It is troubling that U.S. Attorney General Jeff Sessions is ordering a review of all Justice Department agreements with cities about police conduct when only a few months ago, his predecessor issued a report which “determined the Chicago Police Department has engaged in a pattern or practice of unreasonable force—including deadly force—in violation of the Fourth Amendment of the Constitution.

The Grassroots Alliance for Police Accountability is not surprised that the current federal government does not see the importance of supporting necessary reforms to repair the historically shattered relationship between police and residents, particularly those in black and brown communities. It is clear that we cannot count on the Justice Department to aid in fixing Chicago’s broken policing system, therefore, it is even more important that groups like GAPA and people across the city work together to push for much needed reform. It is in everyone’s best interest to do the right thing and move forward on the path of building legitimate police-community relationships, for the safety of all Chicagoans.
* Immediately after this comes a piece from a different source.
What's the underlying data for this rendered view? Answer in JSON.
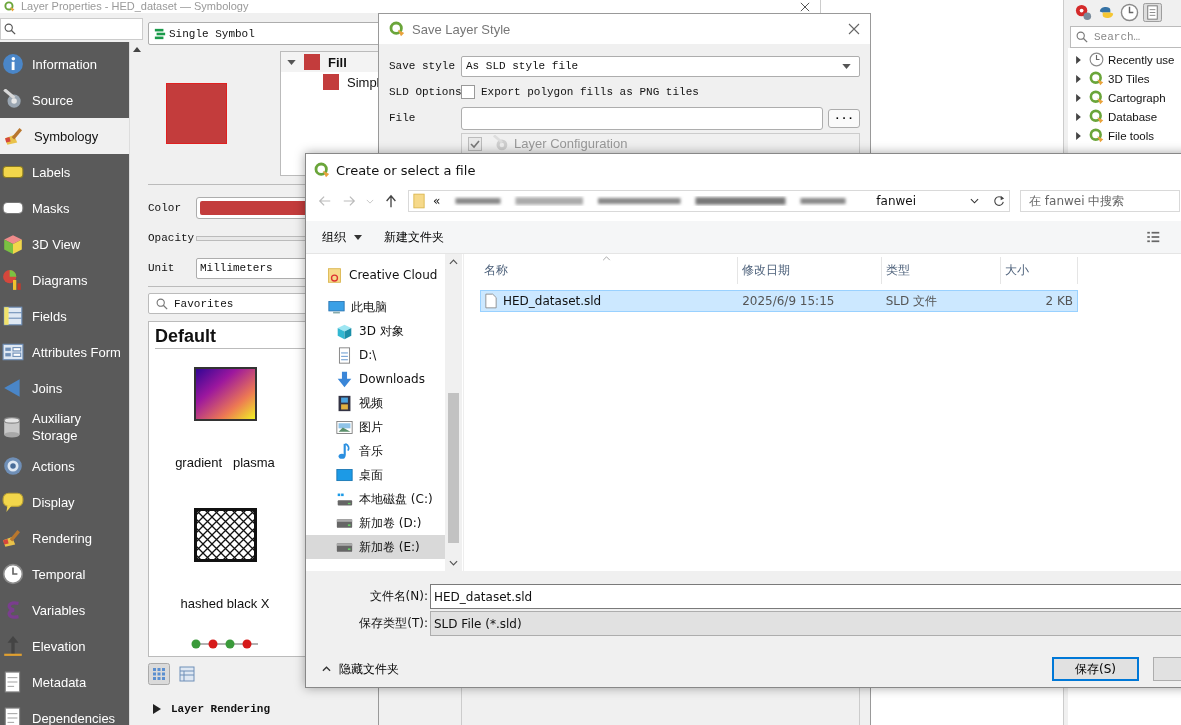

It is misguided for Attorney Sessions to take a broad view on police rights and a limited view on the rights of citizens, particularly citizens who are consistently marginalized, abused, and mistreated by law enforcement officials. If there is commitment from the federal government to provide support to local law enforcement agencies to effectively “do their job,” there must be equal commitment to rid local law enforcement agencies of officers who commit, assist and cover-up the irrefutable pattern and practice of misconduct against residents…especially in communities of color.

GAPA, is made up of a coalition of community organizations, based in more than 30 wards–including those touched most by violence and police misconduct—and is working with Chicago residents to create a community oversight board as an integral part of the city’s Civilian Office of Police Accountability.